Teams will come from Indiana, West Virginia and throughout Ohio to test their robot skills.
The CORI Robotics Invitational will bring 32 teams, including Dublin's own FIRST Robotics team Bad Robots, to Coffman High School June 21.
Bad Robots, consisting of students from Dublin's three high schools, has already competed in the state contest in Dayton and FIRST World Championship in St. Louis, but the CORI Invitational gives them another chance to use the robot they worked hard on.
"We really try to create an off-season event for robotics teams that allows them to engage new students that will be coming onto the team to get more experience with the robot," said Kathy Gerber, an event organizer.
"These teams spend a lot of time and money to put the robots together and we wanted to provide a low-cost way they can have a competition and expand their skills with robotics."
Teams put the robots together in January and have a fairly short season of one to three competitions.
"They build the robots in six weeks and some of the teams are there six or seven days a week working on the robots multiple hours," Gerber said.
"After doing that they go to one competition or maybe two. We want to extend that season and experience for those students."
CORI, the Central Ohio Robotics Initiative, also uses the invitational for recruiting.
"The key thing is this is open to the public and they can watch the competition and go into the pit area to see the kids working on robots and ask students questions," Gerber said.
"If people are interested in being on a team or creating a team, we want to talk to them. One of the key things CORI is all about is providing support tools for teams to get started and to get students excited about robotics."

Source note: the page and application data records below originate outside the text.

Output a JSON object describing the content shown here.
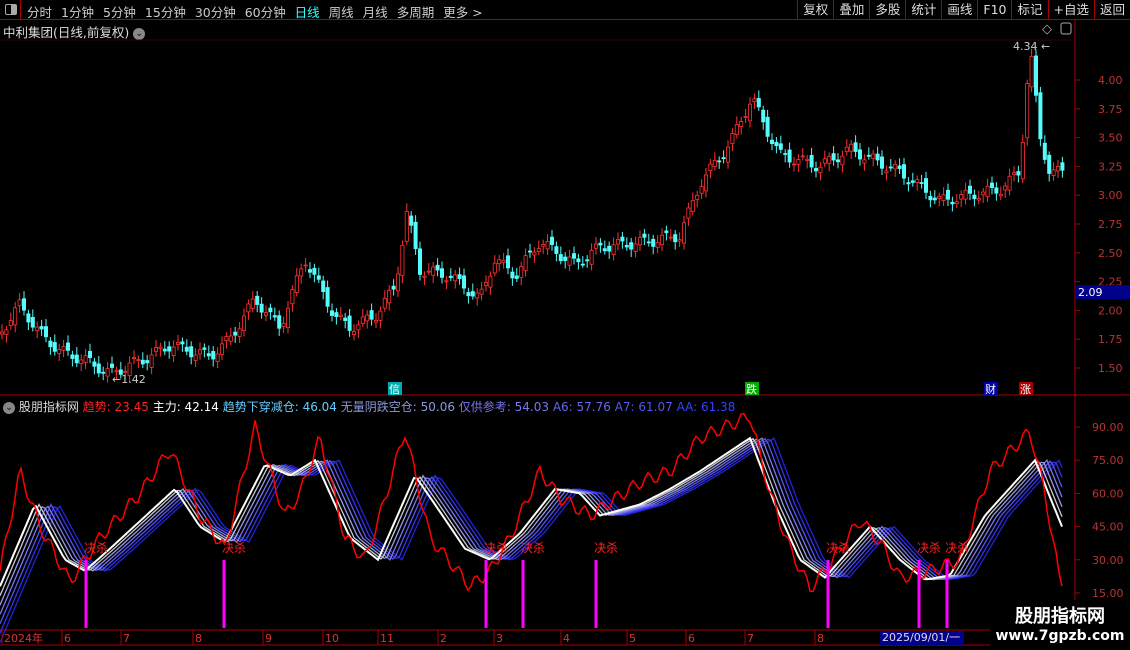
{
  "toolbar": {
    "periods": [
      "分时",
      "1分钟",
      "5分钟",
      "15分钟",
      "30分钟",
      "60分钟",
      "日线",
      "周线",
      "月线",
      "多周期",
      "更多 >"
    ],
    "active": "日线",
    "buttons": [
      "复权",
      "叠加",
      "多股",
      "统计",
      "画线",
      "F10",
      "标记",
      "+自选",
      "返回"
    ]
  },
  "title": "中利集团(日线,前复权)",
  "price_axis": [
    "4.00",
    "3.75",
    "3.50",
    "3.25",
    "3.00",
    "2.75",
    "2.50",
    "2.25",
    "2.00",
    "1.75",
    "1.50"
  ],
  "current_price": "2.09",
  "high_label": "4.34",
  "low_label": "1.42",
  "event_tags": {
    "t1": "信",
    "t2": "跌",
    "t3": "财",
    "t4": "涨"
  },
  "indicator": {
    "name": "股朋指标网",
    "items": [
      {
        "label": "趋势: 23.45",
        "color": "#ff2020"
      },
      {
        "label": "主力: 42.14",
        "color": "#ffffff"
      },
      {
        "label": "趋势下穿减仓: 46.04",
        "color": "#66ccff"
      },
      {
        "label": "无量阴跌空仓: 50.06",
        "color": "#8899dd"
      },
      {
        "label": "仅供参考: 54.03",
        "color": "#7777ee"
      },
      {
        "label": "A6: 57.76",
        "color": "#6666ee"
      },
      {
        "label": "A7: 61.07",
        "color": "#5555ee"
      },
      {
        "label": "AA: 61.38",
        "color": "#3344ff"
      }
    ],
    "axis": [
      "90.00",
      "75.00",
      "60.00",
      "45.00",
      "30.00",
      "15.00"
    ],
    "signal": "决杀"
  },
  "time_axis": [
    [
      "2024年",
      2
    ],
    [
      "6",
      62
    ],
    [
      "7",
      121
    ],
    [
      "8",
      193
    ],
    [
      "9",
      263
    ],
    [
      "10",
      323
    ],
    [
      "11",
      378
    ],
    [
      "2",
      438
    ],
    [
      "3",
      494
    ],
    [
      "4",
      561
    ],
    [
      "5",
      627
    ],
    [
      "6",
      686
    ],
    [
      "7",
      745
    ],
    [
      "8",
      815
    ]
  ],
  "selected_date": "2025/09/01/一",
  "watermark": {
    "line1": "股朋指标网",
    "line2": "www.7gpzb.com"
  },
  "price_path": [
    [
      0,
      1.8
    ],
    [
      20,
      2.05
    ],
    [
      40,
      1.8
    ],
    [
      60,
      1.65
    ],
    [
      90,
      1.55
    ],
    [
      110,
      1.45
    ],
    [
      150,
      1.6
    ],
    [
      170,
      1.7
    ],
    [
      210,
      1.6
    ],
    [
      230,
      1.75
    ],
    [
      255,
      2.1
    ],
    [
      280,
      1.85
    ],
    [
      305,
      2.45
    ],
    [
      320,
      2.2
    ],
    [
      335,
      1.95
    ],
    [
      350,
      1.85
    ],
    [
      375,
      1.95
    ],
    [
      395,
      2.2
    ],
    [
      407,
      2.85
    ],
    [
      420,
      2.35
    ],
    [
      450,
      2.3
    ],
    [
      480,
      2.1
    ],
    [
      495,
      2.45
    ],
    [
      515,
      2.3
    ],
    [
      540,
      2.6
    ],
    [
      575,
      2.4
    ],
    [
      600,
      2.55
    ],
    [
      650,
      2.6
    ],
    [
      680,
      2.65
    ],
    [
      700,
      3.1
    ],
    [
      730,
      3.45
    ],
    [
      752,
      3.85
    ],
    [
      765,
      3.6
    ],
    [
      780,
      3.35
    ],
    [
      820,
      3.25
    ],
    [
      850,
      3.4
    ],
    [
      900,
      3.2
    ],
    [
      940,
      2.95
    ],
    [
      970,
      3.0
    ],
    [
      1000,
      3.05
    ],
    [
      1020,
      3.2
    ],
    [
      1030,
      4.3
    ],
    [
      1040,
      3.5
    ],
    [
      1050,
      3.2
    ],
    [
      1062,
      3.2
    ]
  ],
  "trend_path": [
    [
      0,
      25
    ],
    [
      20,
      70
    ],
    [
      40,
      45
    ],
    [
      70,
      20
    ],
    [
      100,
      40
    ],
    [
      140,
      60
    ],
    [
      170,
      80
    ],
    [
      200,
      50
    ],
    [
      225,
      35
    ],
    [
      255,
      90
    ],
    [
      285,
      50
    ],
    [
      300,
      60
    ],
    [
      320,
      85
    ],
    [
      345,
      40
    ],
    [
      365,
      30
    ],
    [
      380,
      50
    ],
    [
      405,
      88
    ],
    [
      430,
      40
    ],
    [
      470,
      18
    ],
    [
      490,
      25
    ],
    [
      510,
      40
    ],
    [
      540,
      70
    ],
    [
      560,
      58
    ],
    [
      590,
      50
    ],
    [
      640,
      65
    ],
    [
      670,
      70
    ],
    [
      700,
      85
    ],
    [
      750,
      95
    ],
    [
      770,
      60
    ],
    [
      790,
      35
    ],
    [
      810,
      17
    ],
    [
      830,
      28
    ],
    [
      860,
      48
    ],
    [
      880,
      38
    ],
    [
      900,
      22
    ],
    [
      930,
      25
    ],
    [
      960,
      30
    ],
    [
      990,
      70
    ],
    [
      1030,
      88
    ],
    [
      1045,
      60
    ],
    [
      1060,
      20
    ]
  ],
  "main_path": [
    [
      0,
      18
    ],
    [
      35,
      55
    ],
    [
      65,
      30
    ],
    [
      85,
      25
    ],
    [
      110,
      35
    ],
    [
      175,
      62
    ],
    [
      200,
      45
    ],
    [
      225,
      38
    ],
    [
      265,
      73
    ],
    [
      290,
      68
    ],
    [
      315,
      75
    ],
    [
      350,
      40
    ],
    [
      378,
      30
    ],
    [
      415,
      68
    ],
    [
      435,
      55
    ],
    [
      465,
      35
    ],
    [
      490,
      30
    ],
    [
      520,
      42
    ],
    [
      555,
      62
    ],
    [
      580,
      60
    ],
    [
      600,
      50
    ],
    [
      640,
      55
    ],
    [
      670,
      62
    ],
    [
      700,
      70
    ],
    [
      750,
      85
    ],
    [
      775,
      55
    ],
    [
      800,
      30
    ],
    [
      825,
      22
    ],
    [
      870,
      45
    ],
    [
      900,
      30
    ],
    [
      925,
      21
    ],
    [
      950,
      23
    ],
    [
      985,
      50
    ],
    [
      1035,
      75
    ],
    [
      1062,
      45
    ]
  ],
  "signals": [
    86,
    224,
    486,
    523,
    596,
    828,
    919,
    947
  ]
}
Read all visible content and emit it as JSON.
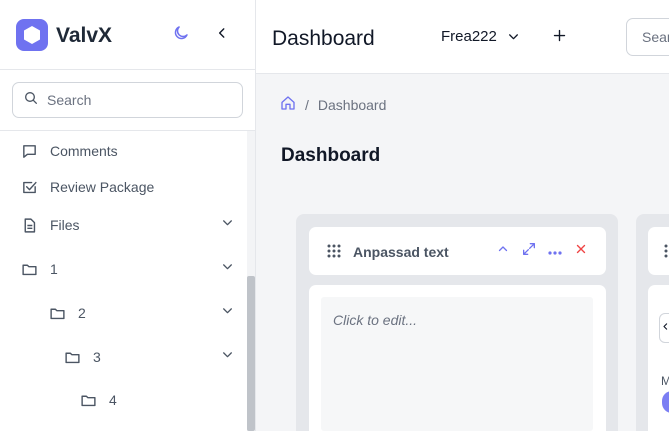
{
  "sidebar": {
    "brand": "ValvX",
    "search_placeholder": "Search",
    "items": [
      {
        "label": "Comments",
        "icon": "comment-icon"
      },
      {
        "label": "Review Package",
        "icon": "checkbox-icon"
      },
      {
        "label": "Files",
        "icon": "file-icon"
      },
      {
        "label": "1",
        "icon": "folder-icon"
      },
      {
        "label": "2",
        "icon": "folder-icon"
      },
      {
        "label": "3",
        "icon": "folder-icon"
      },
      {
        "label": "4",
        "icon": "folder-icon"
      }
    ]
  },
  "topbar": {
    "title": "Dashboard",
    "workspace": "Frea222",
    "search_placeholder": "Search"
  },
  "breadcrumb": {
    "separator": "/",
    "current": "Dashboard"
  },
  "page": {
    "heading": "Dashboard"
  },
  "widget": {
    "title": "Anpassad text",
    "placeholder": "Click to edit..."
  },
  "widget2": {
    "letter": "M"
  },
  "colors": {
    "accent": "#6f72f0",
    "close": "#ef4444",
    "board": "#e5e7eb"
  }
}
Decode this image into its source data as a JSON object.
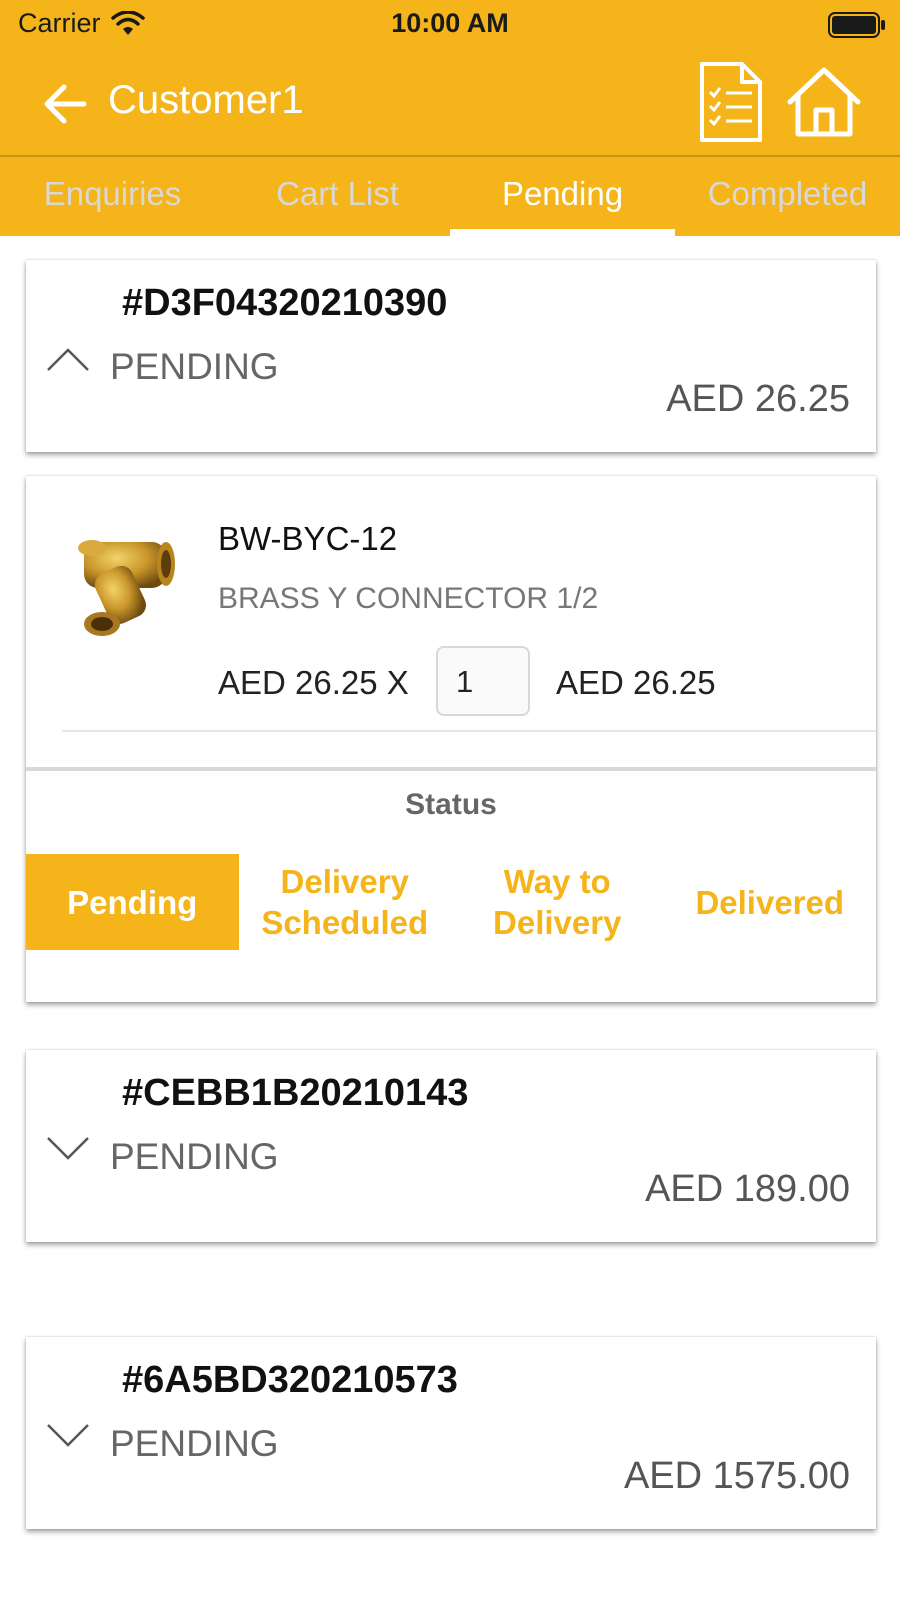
{
  "status_bar": {
    "carrier": "Carrier",
    "time": "10:00 AM"
  },
  "nav": {
    "title": "Customer1"
  },
  "tabs": [
    {
      "label": "Enquiries"
    },
    {
      "label": "Cart List"
    },
    {
      "label": "Pending"
    },
    {
      "label": "Completed"
    }
  ],
  "active_tab": "Pending",
  "orders": [
    {
      "id": "#D3F04320210390",
      "status": "PENDING",
      "amount": "AED 26.25",
      "expanded": true
    },
    {
      "id": "#CEBB1B20210143",
      "status": "PENDING",
      "amount": "AED 189.00",
      "expanded": false
    },
    {
      "id": "#6A5BD320210573",
      "status": "PENDING",
      "amount": "AED 1575.00",
      "expanded": false
    }
  ],
  "item": {
    "sku": "BW-BYC-12",
    "name": "BRASS Y CONNECTOR 1/2",
    "unit_price": "AED 26.25 X",
    "quantity": "1",
    "line_total": "AED 26.25"
  },
  "status_section": {
    "label": "Status",
    "steps": [
      {
        "line1": "Pending",
        "line2": ""
      },
      {
        "line1": "Delivery",
        "line2": "Scheduled"
      },
      {
        "line1": "Way to",
        "line2": "Delivery"
      },
      {
        "line1": "Delivered",
        "line2": ""
      }
    ],
    "active_step": "Pending"
  },
  "colors": {
    "accent": "#F4B41A",
    "tab_inactive": "#d8d8d8"
  },
  "icons": {
    "back": "arrow-left-icon",
    "orders": "document-checklist-icon",
    "home": "home-icon",
    "collapse": "chevron-up-icon",
    "expand": "chevron-down-icon"
  }
}
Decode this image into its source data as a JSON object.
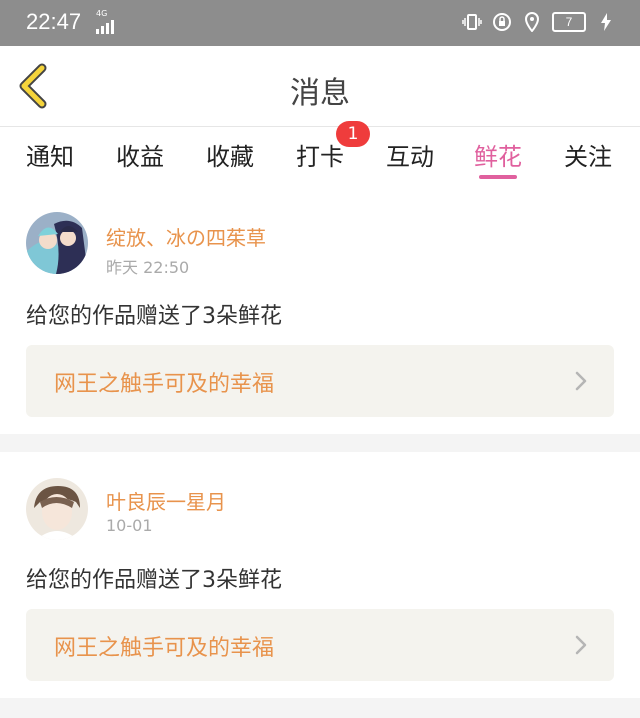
{
  "status_bar": {
    "time": "22:47",
    "network_label": "4G",
    "battery_level": "7"
  },
  "header": {
    "title": "消息"
  },
  "tabs": [
    {
      "label": "通知"
    },
    {
      "label": "收益"
    },
    {
      "label": "收藏"
    },
    {
      "label": "打卡",
      "badge": "1"
    },
    {
      "label": "互动"
    },
    {
      "label": "鲜花",
      "active": true
    },
    {
      "label": "关注"
    }
  ],
  "messages": [
    {
      "username": "绽放、冰の四茱草",
      "time": "昨天 22:50",
      "text": "给您的作品赠送了3朵鲜花",
      "work_title": "网王之触手可及的幸福"
    },
    {
      "username": "叶良辰一星月",
      "time": "10-01",
      "text": "给您的作品赠送了3朵鲜花",
      "work_title": "网王之触手可及的幸福"
    }
  ],
  "colors": {
    "accent_pink": "#e0609e",
    "username_orange": "#e8934c",
    "badge_red": "#ef3c3c"
  }
}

The June 21 contest will also show off other FIRST robotics opportunities.
"We're also having exhibits for the FIRST Lego League (for middle and elementary students) as well as the FIRST Tech Challenge Robotics (for young high school students)," Gerber said.
"Someone coming can see big 120-pound robots and also the FIRST Lego League robots and mid-size robots from the FIRST Tech Challenge program."
The robots people can see in action on June 21 at Coffman High School are the 120-pound robots.
This year's challenge has each robot working with two other teams to score points with upper and lower goals using a two-foot exercise ball.
Teams can also earn points by assisting alliance robots on the field, throwing a ball and passing between robots. Robots can also block shots from opposing teams on the field.
"The game is really focused on cooperating," Gerber said.
The opening ceremony for the CORI Invitational is slated for 10 a.m. with awards set at 5 p.m. at Coffman High School, 6780 Coffman Road. Robotics team pits open at 8 a.m. with practice sessions starting at 9 a.m.
The event is free and open to the public.